■ What you will do
Please return all the records exactly, with nothing left out.

■ Provided material
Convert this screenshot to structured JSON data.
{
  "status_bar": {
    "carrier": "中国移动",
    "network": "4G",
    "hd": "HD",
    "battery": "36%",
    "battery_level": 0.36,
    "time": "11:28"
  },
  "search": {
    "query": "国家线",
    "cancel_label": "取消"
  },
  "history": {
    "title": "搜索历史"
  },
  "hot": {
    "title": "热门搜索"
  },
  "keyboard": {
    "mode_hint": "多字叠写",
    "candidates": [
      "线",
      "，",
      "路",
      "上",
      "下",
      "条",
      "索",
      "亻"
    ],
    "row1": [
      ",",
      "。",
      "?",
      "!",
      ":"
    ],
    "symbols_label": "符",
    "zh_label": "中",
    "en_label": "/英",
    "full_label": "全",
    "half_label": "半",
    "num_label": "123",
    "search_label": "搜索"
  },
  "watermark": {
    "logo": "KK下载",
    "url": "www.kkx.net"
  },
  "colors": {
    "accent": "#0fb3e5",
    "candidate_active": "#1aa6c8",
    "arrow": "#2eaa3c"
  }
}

■ Output below
Convert this screenshot to structured JSON data.
{
  "status_bar": {
    "carrier": "中国移动",
    "network": "4G",
    "hd": "HD",
    "battery": "36%",
    "battery_level": 0.36,
    "time": "11:28"
  },
  "search": {
    "query": "国家线",
    "cancel_label": "取消"
  },
  "history": {
    "title": "搜索历史"
  },
  "hot": {
    "title": "热门搜索"
  },
  "keyboard": {
    "mode_hint": "多字叠写",
    "candidates": [
      "线",
      "，",
      "路",
      "上",
      "下",
      "条",
      "索",
      "亻"
    ],
    "row1": [
      ",",
      "。",
      "?",
      "!",
      ":"
    ],
    "symbols_label": "符",
    "zh_label": "中",
    "en_label": "/英",
    "full_label": "全",
    "half_label": "半",
    "num_label": "123",
    "search_label": "搜索"
  },
  "watermark": {
    "logo": "KK下载",
    "url": "www.kkx.net"
  },
  "colors": {
    "accent": "#0fb3e5",
    "candidate_active": "#1aa6c8",
    "arrow": "#2eaa3c"
  }
}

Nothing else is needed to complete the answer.